Our first experience of the fierce salt winds was a real eye opener. it blew like I'd never seen wind blow before and for three days we couldn't see out of the windows for the salt lay thickly on them. After that the leaves on the evergreens began to blacken and on some plants to drop off entirely. I grew homesick for Ael Y Bryn, where the hills cupped us in their arms and I now realised that the garden had been kinder than we thought.
It seemed to take forever for the spring to come. We worked outside on dry days, steadily clearing and tidying. The first largish job was to demolish a rather ugly seat that had been built from old breeze blocks and wood. We squared off the area, dug out the bramble roots, pulled up the nettles, laid membrane and gravel to make a seating area. Then we were fortunate enough to get our hands on a cheap second hand greenhouse. I had thought I could do without one but as spring warmed up I was bored without my trays of seedlings, my dustbin full of compost. The greenhouse I now have is much smaller than what I am used to but I am glad I have it. I now have tomatoes, cucumber, courgettes, peppers coming along, as well as some salad and a host of ornamentals.

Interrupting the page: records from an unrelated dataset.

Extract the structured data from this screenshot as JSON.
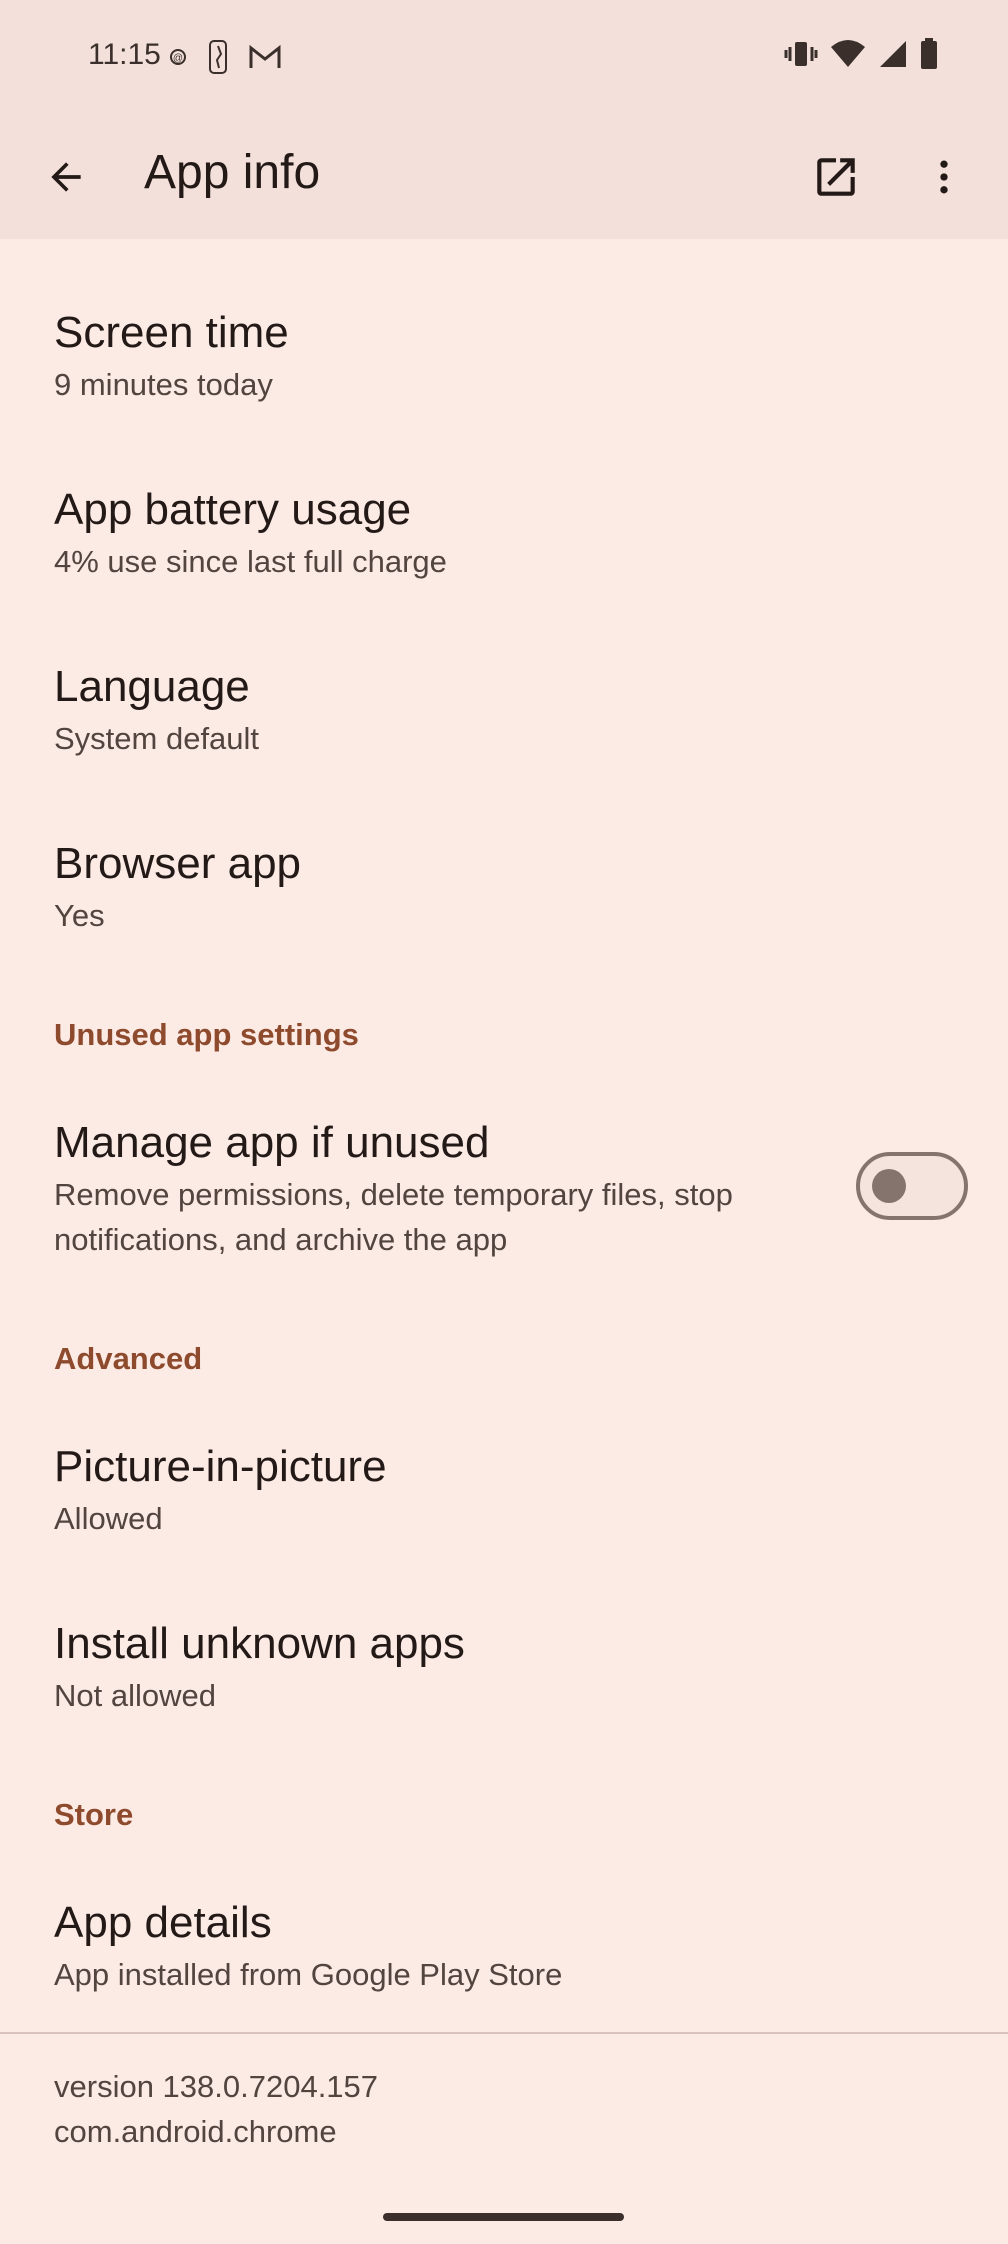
{
  "status_bar": {
    "time": "11:15",
    "left_icons": [
      "data-saver-icon",
      "nba-icon",
      "gmail-icon"
    ],
    "right_icons": [
      "vibrate-icon",
      "wifi-icon",
      "signal-icon",
      "battery-icon"
    ]
  },
  "app_bar": {
    "title": "App info",
    "back_icon": "arrow-back-icon",
    "open_icon": "open-in-new-icon",
    "more_icon": "more-vert-icon"
  },
  "items": [
    {
      "title": "Screen time",
      "summary": "9 minutes today"
    },
    {
      "title": "App battery usage",
      "summary": "4% use since last full charge"
    },
    {
      "title": "Language",
      "summary": "System default"
    },
    {
      "title": "Browser app",
      "summary": "Yes"
    }
  ],
  "sections": {
    "unused": {
      "header": "Unused app settings",
      "manage": {
        "title": "Manage app if unused",
        "summary_line1": "Remove permissions, delete temporary files, stop",
        "summary_line2": "notifications, and archive the app",
        "toggle_on": false
      }
    },
    "advanced": {
      "header": "Advanced",
      "items": [
        {
          "title": "Picture-in-picture",
          "summary": "Allowed"
        },
        {
          "title": "Install unknown apps",
          "summary": "Not allowed"
        }
      ]
    },
    "store": {
      "header": "Store",
      "items": [
        {
          "title": "App details",
          "summary": "App installed from Google Play Store"
        }
      ]
    }
  },
  "footer": {
    "version": "version 138.0.7204.157",
    "package": "com.android.chrome"
  },
  "colors": {
    "background": "#fceae5",
    "app_bar": "#f3e0da",
    "accent": "#8e4a2c"
  }
}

By Easter it was a little more civilised but we still have a long way to go. After a very cold spell in April which we weren't expecting after so mild (if wet) a winter, everything stopped growing. Just as the blossom developed the winds whipped it off and the emerging buds crept back under the covers again.

Slowly, we are getting there. The brambles no longer snag at my ankles when I go to the compost bin, the old fallen branches, the piles and piles of debris has gone and I have a blank canvas, or as blank as I need it to be. I have salvaged what I can of the old garden, so it forms a skeleton for me to embellish.

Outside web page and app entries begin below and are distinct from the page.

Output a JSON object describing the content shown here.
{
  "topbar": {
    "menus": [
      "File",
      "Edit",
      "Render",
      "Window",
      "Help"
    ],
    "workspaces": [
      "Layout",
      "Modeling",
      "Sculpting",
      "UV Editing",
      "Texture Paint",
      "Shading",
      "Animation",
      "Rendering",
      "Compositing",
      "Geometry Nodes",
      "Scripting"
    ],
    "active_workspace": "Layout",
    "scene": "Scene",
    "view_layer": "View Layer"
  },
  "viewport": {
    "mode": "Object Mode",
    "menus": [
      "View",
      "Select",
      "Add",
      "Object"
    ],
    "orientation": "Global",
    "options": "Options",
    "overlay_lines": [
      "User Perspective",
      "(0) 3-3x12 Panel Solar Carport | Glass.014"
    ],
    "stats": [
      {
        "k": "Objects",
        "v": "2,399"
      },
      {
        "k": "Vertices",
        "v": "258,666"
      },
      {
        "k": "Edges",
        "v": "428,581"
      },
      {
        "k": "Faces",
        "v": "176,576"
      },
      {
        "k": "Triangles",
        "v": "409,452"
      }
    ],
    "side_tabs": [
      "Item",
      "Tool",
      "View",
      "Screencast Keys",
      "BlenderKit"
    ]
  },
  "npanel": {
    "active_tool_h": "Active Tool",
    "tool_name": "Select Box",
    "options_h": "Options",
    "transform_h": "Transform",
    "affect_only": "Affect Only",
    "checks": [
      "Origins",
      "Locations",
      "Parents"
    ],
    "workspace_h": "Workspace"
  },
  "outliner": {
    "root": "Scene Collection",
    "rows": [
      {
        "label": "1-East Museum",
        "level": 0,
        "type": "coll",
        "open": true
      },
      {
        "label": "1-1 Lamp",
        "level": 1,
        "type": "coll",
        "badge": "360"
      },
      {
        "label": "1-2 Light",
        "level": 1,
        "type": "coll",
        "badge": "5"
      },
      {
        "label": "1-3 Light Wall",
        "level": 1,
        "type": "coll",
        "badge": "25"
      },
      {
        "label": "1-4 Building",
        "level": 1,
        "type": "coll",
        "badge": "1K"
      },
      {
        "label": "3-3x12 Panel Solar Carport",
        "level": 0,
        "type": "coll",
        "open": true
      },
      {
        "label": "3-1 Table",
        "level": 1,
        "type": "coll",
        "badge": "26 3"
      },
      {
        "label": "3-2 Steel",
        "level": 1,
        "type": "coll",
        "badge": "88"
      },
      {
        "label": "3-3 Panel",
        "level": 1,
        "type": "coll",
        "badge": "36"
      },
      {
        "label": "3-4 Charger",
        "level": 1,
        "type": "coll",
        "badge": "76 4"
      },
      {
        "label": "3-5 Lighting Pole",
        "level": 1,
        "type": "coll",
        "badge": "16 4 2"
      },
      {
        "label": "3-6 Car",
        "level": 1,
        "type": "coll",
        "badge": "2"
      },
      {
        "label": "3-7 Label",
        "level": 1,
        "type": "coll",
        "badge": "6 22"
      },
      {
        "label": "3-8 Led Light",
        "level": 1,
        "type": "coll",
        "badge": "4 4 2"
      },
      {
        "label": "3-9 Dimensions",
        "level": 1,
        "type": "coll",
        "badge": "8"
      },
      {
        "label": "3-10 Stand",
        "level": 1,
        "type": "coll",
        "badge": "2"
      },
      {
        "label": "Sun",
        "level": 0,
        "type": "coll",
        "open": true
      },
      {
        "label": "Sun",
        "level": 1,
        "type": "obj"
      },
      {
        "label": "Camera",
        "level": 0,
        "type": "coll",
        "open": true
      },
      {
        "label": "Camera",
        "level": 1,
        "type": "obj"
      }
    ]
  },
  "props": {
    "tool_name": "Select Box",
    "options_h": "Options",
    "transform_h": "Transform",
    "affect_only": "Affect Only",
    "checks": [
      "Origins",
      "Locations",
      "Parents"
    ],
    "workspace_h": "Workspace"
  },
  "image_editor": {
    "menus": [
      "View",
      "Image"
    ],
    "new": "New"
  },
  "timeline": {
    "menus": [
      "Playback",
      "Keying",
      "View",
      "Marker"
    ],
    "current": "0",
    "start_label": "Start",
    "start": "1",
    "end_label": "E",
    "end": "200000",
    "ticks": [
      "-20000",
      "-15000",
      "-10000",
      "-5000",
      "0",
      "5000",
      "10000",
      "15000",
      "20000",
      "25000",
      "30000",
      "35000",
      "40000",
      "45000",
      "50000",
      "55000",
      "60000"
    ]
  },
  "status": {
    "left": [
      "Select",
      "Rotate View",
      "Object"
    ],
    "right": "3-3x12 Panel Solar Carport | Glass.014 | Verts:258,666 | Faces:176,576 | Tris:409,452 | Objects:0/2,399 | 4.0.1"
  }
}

Research has shown me that there are a wide range of plants that should thrive and I have formed a list. Over the coming months I shall be posting the list on here and keeping notes on what thrives, and what doesn't.

Agapanthus - the glorious African lilly that I have never been able to grow before.

Achillea - a tough, colourful addition to any border.

Aquilegia - a must plant for any garden, tough yet delicate.

Anemone - pretty, retiring in the spring, bouncing and vibrant in the late summer/early autumn.

Armeria - the tough little sea pink we see clinging to the cliff edge, does well in the garden too.

Astrantia - one of my favourites, lovely little cushion flowers on upright stems.

Aubretia - Can't have a seaside garden without it.

Azalea - vibrant springtime colour

Next time we look at the B list.